But in the deep seas around the world swims a true goblin king with no interest in righteous hairstyles: the mysterious goblin shark, whose spring-loaded jaws are surely the animal kingdom’s most incredible chompers. Freaky freaky, as Bowie might say.

First described in 1898, the goblin shark had already been known to Japanese fishermen, who called ittengu-zame, tengu being a mythical goblin with an extremely long nose that looked a bit like Pinocchio, except like Jareth it kidnapped children instead of teaching them not to lie. The shark, which grows up to 12.5 feet long, swims at depths of over 4,000 feet and remains poorly understood, though with each new specimen we’re building a better picture of its incredible adaptations to the deep-sea lifestyle.
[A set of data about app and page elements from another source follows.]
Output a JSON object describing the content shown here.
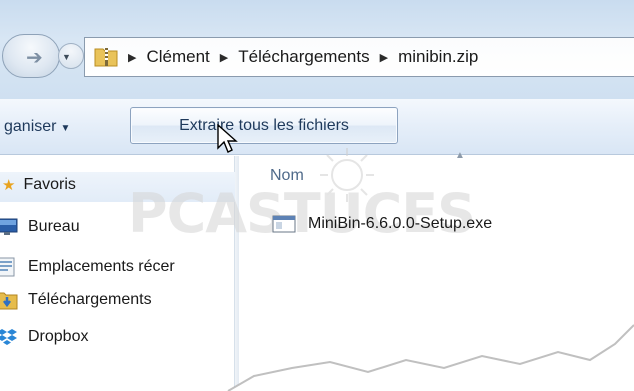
{
  "address": {
    "crumbs": [
      "Clément",
      "Téléchargements",
      "minibin.zip"
    ]
  },
  "toolbar": {
    "organize_label": "ganiser",
    "extract_label": "Extraire tous les fichiers"
  },
  "nav": {
    "items": [
      {
        "label": "Favoris",
        "icon": "star-icon"
      },
      {
        "label": "Bureau",
        "icon": "desktop-icon"
      },
      {
        "label": "Emplacements récer",
        "icon": "recent-places-icon"
      },
      {
        "label": "Téléchargements",
        "icon": "downloads-folder-icon"
      },
      {
        "label": "Dropbox",
        "icon": "dropbox-icon"
      }
    ]
  },
  "content": {
    "column_header": "Nom",
    "files": [
      {
        "name": "MiniBin-6.6.0.0-Setup.exe",
        "icon": "exe-file-icon"
      }
    ]
  },
  "watermark": "PCASTUCES",
  "colors": {
    "header_bg": "#cfe0f1",
    "toolbar_text": "#1e395b",
    "column_header_text": "#4f6a8a",
    "favorites_highlight": "#e2ecf8"
  }
}
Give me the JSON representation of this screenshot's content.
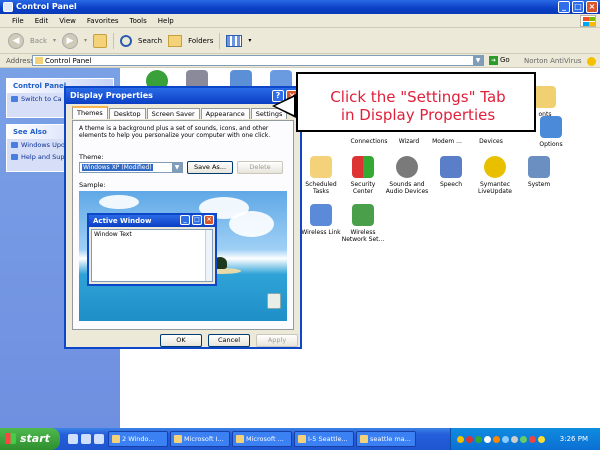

Most dramatic, of course, are its highly protrusive jaws packed with needle-like teeth meant to trap, not slice. Sharks are able to project their mouths in this manner because the jaw is suspended by ligaments and cartilage instead of being fused to the skull. And the goblin shark takes this to the extreme with a jaw that pretty much looks like it’s trying to escape from the animal’s face.